Though Texas Gov. Rick Perry has been in the race for the Republican nomination for president for only two-and-a-half weeks, John Ellis of Business Insider thinks the nomination is his to lose. He games out the primary calendar:
He leads in Iowa and he hasn’t even really campaigned there yet. He’s running second in New Hampshire, which is all he needs to do. And he’s running comfortably ahead in South Carolina (again, without much campaigning), which is the gateway to the South.
The South is the base of the modern Republican Party. Perry has become, in less than a month, the Southern states’ de facto favorite son…
Once Labor Day has passed, there will be five debates, in quick succession, on the GOP presidential candidates’ calendars. These will be important tests for Perry. If at the end of two or three, it’s clear that he’s every bit the equal of Mitt Romney on matters of policy and politics, then the Perry juggernaut becomes all but unstoppable. Romney’s “I’m the only electable one” argument will vanish and the party’s base will nominate one of their own. If Perry stumbles badly in the debates, Romney’s campaign gets a second wind.
Romney also has advantages in early primary states of Michigan and Nevada thanks to his father being governor of the former and the high Mormon population in the latter. But Ellis is convincing about the South. Perry has never lost an election, but he’s never run outside of Texas. Ellis suggests New Jersey Gov. Chris Christie as a vice-presidential candidate, but Christie has rejected the idea.

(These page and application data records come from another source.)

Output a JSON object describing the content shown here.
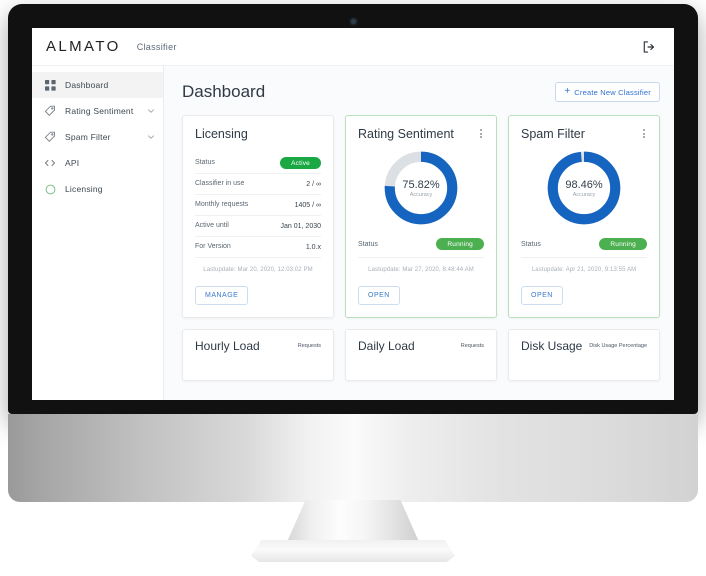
{
  "app": {
    "brand": "ALMATO",
    "product": "Classifier",
    "logout_icon": "logout-icon"
  },
  "sidebar": {
    "items": [
      {
        "label": "Dashboard",
        "icon": "grid-icon",
        "active": true,
        "chevron": false
      },
      {
        "label": "Rating Sentiment",
        "icon": "tag-icon",
        "active": false,
        "chevron": true
      },
      {
        "label": "Spam Filter",
        "icon": "tag-icon",
        "active": false,
        "chevron": true
      },
      {
        "label": "API",
        "icon": "code-icon",
        "active": false,
        "chevron": false
      },
      {
        "label": "Licensing",
        "icon": "circle-icon",
        "active": false,
        "chevron": false
      }
    ]
  },
  "main": {
    "title": "Dashboard",
    "create_button": {
      "label": "Create New Classifier",
      "icon": "plus-icon"
    }
  },
  "licensing_card": {
    "title": "Licensing",
    "rows": [
      {
        "label": "Status",
        "value": "Active",
        "is_badge": true
      },
      {
        "label": "Classifier in use",
        "value": "2 / ∞",
        "is_badge": false
      },
      {
        "label": "Monthly requests",
        "value": "1405 / ∞",
        "is_badge": false
      },
      {
        "label": "Active until",
        "value": "Jan 01, 2030",
        "is_badge": false
      },
      {
        "label": "For Version",
        "value": "1.0.x",
        "is_badge": false
      }
    ],
    "last_update": "Lastupdate: Mar 20, 2020, 12:03:02 PM",
    "action_label": "MANAGE"
  },
  "classifier_cards": [
    {
      "title": "Rating Sentiment",
      "accuracy_value": "75.82%",
      "accuracy_percent": 75.82,
      "accuracy_caption": "Accuracy",
      "status_label": "Status",
      "status_value": "Running",
      "last_update": "Lastupdate: Mar 27, 2020, 8:48:44 AM",
      "action_label": "OPEN"
    },
    {
      "title": "Spam Filter",
      "accuracy_value": "98.46%",
      "accuracy_percent": 98.46,
      "accuracy_caption": "Accuracy",
      "status_label": "Status",
      "status_value": "Running",
      "last_update": "Lastupdate: Apr 21, 2020, 9:13:55 AM",
      "action_label": "OPEN"
    }
  ],
  "mini_cards": [
    {
      "title": "Hourly Load",
      "legend": "Requests"
    },
    {
      "title": "Daily Load",
      "legend": "Requests"
    },
    {
      "title": "Disk Usage",
      "legend": "Disk Usage Percentage"
    }
  ],
  "colors": {
    "donut_fill": "#1565c0",
    "donut_track": "#dcdfe3",
    "badge_green": "#4caf50",
    "badge_active_green": "#19a844",
    "accent_blue": "#2f6fd0",
    "card_accent_border": "#b9e0bd"
  },
  "chart_data": [
    {
      "type": "pie",
      "title": "Rating Sentiment",
      "categories": [
        "Accuracy",
        "Remaining"
      ],
      "values": [
        75.82,
        24.18
      ],
      "unit": "%",
      "center_label": "75.82%",
      "center_sublabel": "Accuracy",
      "colors": [
        "#1565c0",
        "#dcdfe3"
      ],
      "legend": false,
      "grid": false
    },
    {
      "type": "pie",
      "title": "Spam Filter",
      "categories": [
        "Accuracy",
        "Remaining"
      ],
      "values": [
        98.46,
        1.54
      ],
      "unit": "%",
      "center_label": "98.46%",
      "center_sublabel": "Accuracy",
      "colors": [
        "#1565c0",
        "#dcdfe3"
      ],
      "legend": false,
      "grid": false
    }
  ]
}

Meanwhile Ben Smith and Maggie Haberman of Politico report on how a Perry nomination could “wake up the left”in a way Mitt Romney — former governor of Massachusetts — or President Obama could not.